An AVM can be particularly valuable for certain properties, such as when a homeowner is refinancing, or if they are taking out a home equity loan or line of credit. A full appraisal may not be necessary when a lender has already done an evaluation of the property when it was purchased. For purchase applications, an AVM can sometimes be a substitute for a traditional appraisal, particularly if the home is similar to others in the neighborhood. A unique home may require an in-person appraisal for accuracy, although an AVM can even be valuable under these circumstances because the data can encompass far more potentially comparable properties.
One other benefit of an AVM can be speed. At a time when mortgage originators are sometimes overwhelmed with refinance applications or in a hot real estate market, in-person appraisals can take too long to schedule. An accurate AVM can be done more quickly with the help of technology.

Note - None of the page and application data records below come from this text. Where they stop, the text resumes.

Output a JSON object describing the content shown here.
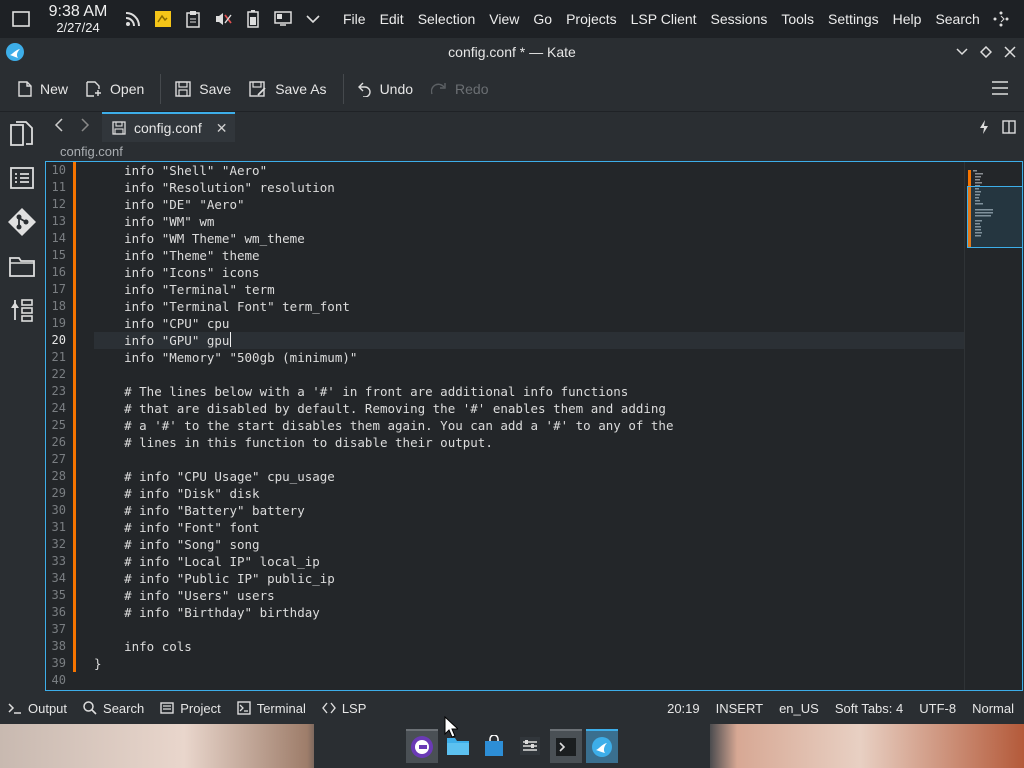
{
  "topbar": {
    "time": "9:38 AM",
    "date": "2/27/24",
    "menu": [
      "File",
      "Edit",
      "Selection",
      "View",
      "Go",
      "Projects",
      "LSP Client",
      "Sessions",
      "Tools",
      "Settings",
      "Help",
      "Search"
    ]
  },
  "window": {
    "title": "config.conf * — Kate"
  },
  "toolbar": {
    "new": "New",
    "open": "Open",
    "save": "Save",
    "save_as": "Save As",
    "undo": "Undo",
    "redo": "Redo"
  },
  "tabs": [
    {
      "label": "config.conf"
    }
  ],
  "breadcrumb": "config.conf",
  "editor": {
    "cursor_line": 20,
    "lines": [
      {
        "n": "10",
        "t": "    info \"Shell\" \"Aero\""
      },
      {
        "n": "11",
        "t": "    info \"Resolution\" resolution"
      },
      {
        "n": "12",
        "t": "    info \"DE\" \"Aero\""
      },
      {
        "n": "13",
        "t": "    info \"WM\" wm"
      },
      {
        "n": "14",
        "t": "    info \"WM Theme\" wm_theme"
      },
      {
        "n": "15",
        "t": "    info \"Theme\" theme"
      },
      {
        "n": "16",
        "t": "    info \"Icons\" icons"
      },
      {
        "n": "17",
        "t": "    info \"Terminal\" term"
      },
      {
        "n": "18",
        "t": "    info \"Terminal Font\" term_font"
      },
      {
        "n": "19",
        "t": "    info \"CPU\" cpu"
      },
      {
        "n": "20",
        "t": "    info \"GPU\" gpu"
      },
      {
        "n": "21",
        "t": "    info \"Memory\" \"500gb (minimum)\""
      },
      {
        "n": "22",
        "t": ""
      },
      {
        "n": "23",
        "t": "    # The lines below with a '#' in front are additional info functions"
      },
      {
        "n": "24",
        "t": "    # that are disabled by default. Removing the '#' enables them and adding"
      },
      {
        "n": "25",
        "t": "    # a '#' to the start disables them again. You can add a '#' to any of the"
      },
      {
        "n": "26",
        "t": "    # lines in this function to disable their output."
      },
      {
        "n": "27",
        "t": ""
      },
      {
        "n": "28",
        "t": "    # info \"CPU Usage\" cpu_usage"
      },
      {
        "n": "29",
        "t": "    # info \"Disk\" disk"
      },
      {
        "n": "30",
        "t": "    # info \"Battery\" battery"
      },
      {
        "n": "31",
        "t": "    # info \"Font\" font"
      },
      {
        "n": "32",
        "t": "    # info \"Song\" song"
      },
      {
        "n": "33",
        "t": "    # info \"Local IP\" local_ip"
      },
      {
        "n": "34",
        "t": "    # info \"Public IP\" public_ip"
      },
      {
        "n": "35",
        "t": "    # info \"Users\" users"
      },
      {
        "n": "36",
        "t": "    # info \"Birthday\" birthday"
      },
      {
        "n": "37",
        "t": ""
      },
      {
        "n": "38",
        "t": "    info cols"
      },
      {
        "n": "39",
        "t": "}"
      },
      {
        "n": "40",
        "t": ""
      }
    ]
  },
  "statusbar": {
    "tools": [
      "Output",
      "Search",
      "Project",
      "Terminal",
      "LSP"
    ],
    "position": "20:19",
    "mode": "INSERT",
    "language": "en_US",
    "indent": "Soft Tabs: 4",
    "encoding": "UTF-8",
    "highlight": "Normal"
  },
  "colors": {
    "accent": "#3daee9",
    "modified": "#f67400"
  }
}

Although full appraisals are still required on many real estate transactions, the rules are changing in favor of automated home valuations. The government-sponsored enterprises (GSEs) Fannie Mae and Freddie Mac, for instance, offer appraisal waivers for some purchase and refinance transactions. There are a number of stipulations that must be met to qualify for an AVM through the agencies.
Last year, federal regulators changed the home-value limits for appraisal requirements, a move that was anticipated to impact about 40% of all home sales. Transactions that involve properties of $400,000 or less will no longer require an appraisal. Previously, the threshold for an appraisal exemption was $250,000. It was the first time in 25 years that regulators had increased the limit for requiring an appraisal. Instead of an appraisal, lenders for these properties must obtain an evaluation of the property’s estimated market value.
This new exemption does not apply to loans sold to the GSEs, or those guaranteed by the Federal Housing Administration or U.S. Department of Veterans Affairs, Fannie Mae or Freddie Mac. Many of these mortgages still require an appraisal. The impacted loans are typically portfolio loans held by lenders or sold to investors through the private securitization market. For commercial real estate, no appraisal is needed for properties priced below $500,000.
Independent mortgage brokers, as well as bank and nonbank originators, need accurate property valuations to successfully underwrite loans. The increasing reliability of AVMs makes them relevant for any real estate evaluation. Evaluating property values with an AVM instead of a standard appraisal depends heavily on accurate data.
AVMs can vary according to the inputs and the volume of information included. This can include such things as county tax records, mortgage records, recent sales history, the age of the home, historical price movements, an analysis of comparable properties, property improvements and physical characteristics of the property, including the square footage and the number of bedrooms and bathrooms.
Mortgage lenders and originators should look for an AVM that collects and analyzes premium property data through the use of multiple sources for property tax, deed, mortgage, foreclosure, environmental risk, natural hazard and neighborhood data. The more data that’s included — and the more accurate that information is — will make the AVM more useful.
This can be a valuable tool for lenders and originators. AVMs for residential or commercial properties can be as accurate — or even more accurate — than a traditional appraisal, provided the data included is precise and thorough. For mortgage professionals, the use of big data to evaluate buyers and properties has been increasing in recent years and is likely to become more common as access to accurate data grows.